[Stored entries]
§
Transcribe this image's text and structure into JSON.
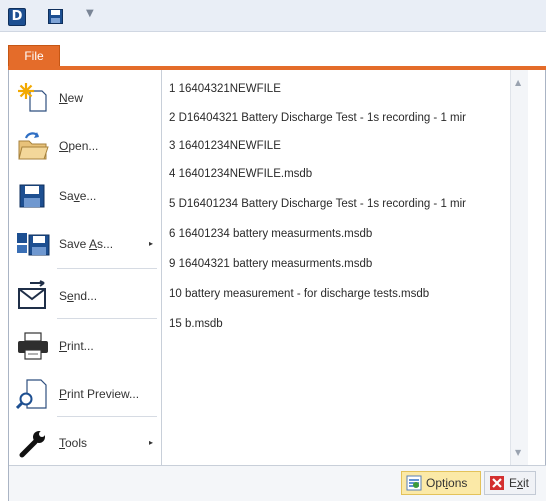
{
  "qat": {
    "app_icon_letter": "D",
    "dropdown_glyph": "▼"
  },
  "file_tab": {
    "label": "File"
  },
  "menu": {
    "items": [
      {
        "id": "new",
        "icon": "new-star-document-icon",
        "mnemonic": "N",
        "rest": "ew",
        "has_submenu": false
      },
      {
        "id": "open",
        "icon": "open-folder-icon",
        "mnemonic": "O",
        "rest": "pen...",
        "has_submenu": false
      },
      {
        "id": "save",
        "icon": "floppy-disk-icon",
        "pre": "Sa",
        "mnemonic": "v",
        "rest": "e...",
        "has_submenu": false
      },
      {
        "id": "save-as",
        "icon": "save-as-icon",
        "pre": "Save ",
        "mnemonic": "A",
        "rest": "s...",
        "has_submenu": true
      },
      {
        "id": "send",
        "icon": "send-envelope-icon",
        "pre": "S",
        "mnemonic": "e",
        "rest": "nd...",
        "has_submenu": false
      },
      {
        "id": "print",
        "icon": "printer-icon",
        "mnemonic": "P",
        "rest": "rint...",
        "has_submenu": false
      },
      {
        "id": "print-preview",
        "icon": "print-preview-icon",
        "mnemonic": "P",
        "rest": "rint Preview...",
        "has_submenu": false
      },
      {
        "id": "tools",
        "icon": "wrench-icon",
        "mnemonic": "T",
        "rest": "ools",
        "has_submenu": true
      }
    ],
    "submenu_arrow": "▸"
  },
  "recent": {
    "items": [
      "1 16404321NEWFILE",
      "2 D16404321 Battery Discharge Test - 1s recording - 1 mir",
      "3 16401234NEWFILE",
      "4 16401234NEWFILE.msdb",
      "5 D16401234 Battery Discharge Test - 1s recording - 1 mir",
      "6 16401234 battery measurments.msdb",
      "9 16404321 battery measurments.msdb",
      "10 battery measurement - for discharge tests.msdb",
      "15 b.msdb"
    ],
    "scroll_up_glyph": "▲",
    "scroll_down_glyph": "▼"
  },
  "footer": {
    "options": {
      "pre": "Opt",
      "mnemonic": "i",
      "rest": "ons",
      "icon": "options-icon"
    },
    "exit": {
      "pre": "E",
      "mnemonic": "x",
      "rest": "it",
      "icon": "exit-x-icon"
    }
  },
  "colors": {
    "file_tab": "#e46c2a",
    "options_bg": "#fbe9a7",
    "exit_icon": "#d32f2f",
    "app_icon": "#1d4f91"
  }
}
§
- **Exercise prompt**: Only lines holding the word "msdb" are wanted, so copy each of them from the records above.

- **Response to this task**:
      "4 16401234NEWFILE.msdb",
      "6 16401234 battery measurments.msdb",
      "9 16404321 battery measurments.msdb",
      "10 battery measurement - for discharge tests.msdb",
      "15 b.msdb"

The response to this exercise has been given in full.